#### [Task goal]
Would you please output all the records exactly as given? Pictures should not appear in the copy.

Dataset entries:
◇ ◇ ◇ ◇

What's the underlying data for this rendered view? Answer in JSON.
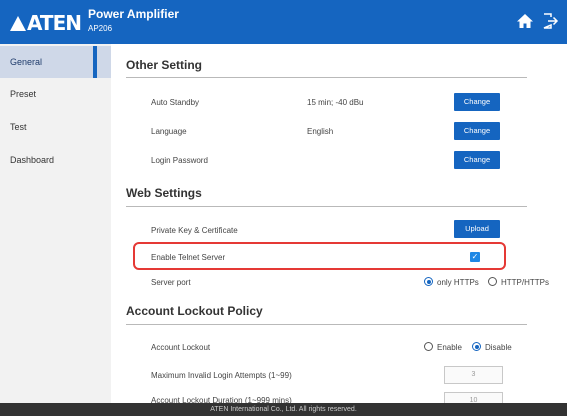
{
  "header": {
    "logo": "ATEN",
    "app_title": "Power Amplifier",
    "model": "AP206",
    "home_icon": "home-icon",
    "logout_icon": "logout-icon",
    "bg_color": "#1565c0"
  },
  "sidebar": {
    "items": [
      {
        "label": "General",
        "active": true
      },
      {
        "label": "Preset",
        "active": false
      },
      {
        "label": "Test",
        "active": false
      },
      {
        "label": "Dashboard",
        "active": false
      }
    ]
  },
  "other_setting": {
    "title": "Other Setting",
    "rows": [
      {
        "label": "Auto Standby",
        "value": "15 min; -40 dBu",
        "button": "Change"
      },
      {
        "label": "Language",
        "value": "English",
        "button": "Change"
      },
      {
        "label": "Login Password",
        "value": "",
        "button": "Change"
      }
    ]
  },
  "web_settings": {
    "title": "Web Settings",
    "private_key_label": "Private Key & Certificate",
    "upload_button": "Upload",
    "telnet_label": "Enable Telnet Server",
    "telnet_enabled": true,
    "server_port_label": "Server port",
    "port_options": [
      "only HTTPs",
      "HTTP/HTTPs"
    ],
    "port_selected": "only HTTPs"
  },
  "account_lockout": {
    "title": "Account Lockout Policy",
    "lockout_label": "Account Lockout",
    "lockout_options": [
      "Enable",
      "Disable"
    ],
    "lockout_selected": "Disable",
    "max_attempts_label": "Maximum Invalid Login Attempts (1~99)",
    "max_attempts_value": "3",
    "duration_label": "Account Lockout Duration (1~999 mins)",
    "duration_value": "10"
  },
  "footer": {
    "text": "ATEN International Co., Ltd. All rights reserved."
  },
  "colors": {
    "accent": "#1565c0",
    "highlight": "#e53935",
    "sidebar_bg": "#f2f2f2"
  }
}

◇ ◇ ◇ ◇

#### [Finished exercise]
What's the underlying data for this rendered view? Answer in JSON.
{
  "header": {
    "logo": "ATEN",
    "app_title": "Power Amplifier",
    "model": "AP206",
    "home_icon": "home-icon",
    "logout_icon": "logout-icon",
    "bg_color": "#1565c0"
  },
  "sidebar": {
    "items": [
      {
        "label": "General",
        "active": true
      },
      {
        "label": "Preset",
        "active": false
      },
      {
        "label": "Test",
        "active": false
      },
      {
        "label": "Dashboard",
        "active": false
      }
    ]
  },
  "other_setting": {
    "title": "Other Setting",
    "rows": [
      {
        "label": "Auto Standby",
        "value": "15 min; -40 dBu",
        "button": "Change"
      },
      {
        "label": "Language",
        "value": "English",
        "button": "Change"
      },
      {
        "label": "Login Password",
        "value": "",
        "button": "Change"
      }
    ]
  },
  "web_settings": {
    "title": "Web Settings",
    "private_key_label": "Private Key & Certificate",
    "upload_button": "Upload",
    "telnet_label": "Enable Telnet Server",
    "telnet_enabled": true,
    "server_port_label": "Server port",
    "port_options": [
      "only HTTPs",
      "HTTP/HTTPs"
    ],
    "port_selected": "only HTTPs"
  },
  "account_lockout": {
    "title": "Account Lockout Policy",
    "lockout_label": "Account Lockout",
    "lockout_options": [
      "Enable",
      "Disable"
    ],
    "lockout_selected": "Disable",
    "max_attempts_label": "Maximum Invalid Login Attempts (1~99)",
    "max_attempts_value": "3",
    "duration_label": "Account Lockout Duration (1~999 mins)",
    "duration_value": "10"
  },
  "footer": {
    "text": "ATEN International Co., Ltd. All rights reserved."
  },
  "colors": {
    "accent": "#1565c0",
    "highlight": "#e53935",
    "sidebar_bg": "#f2f2f2"
  }
}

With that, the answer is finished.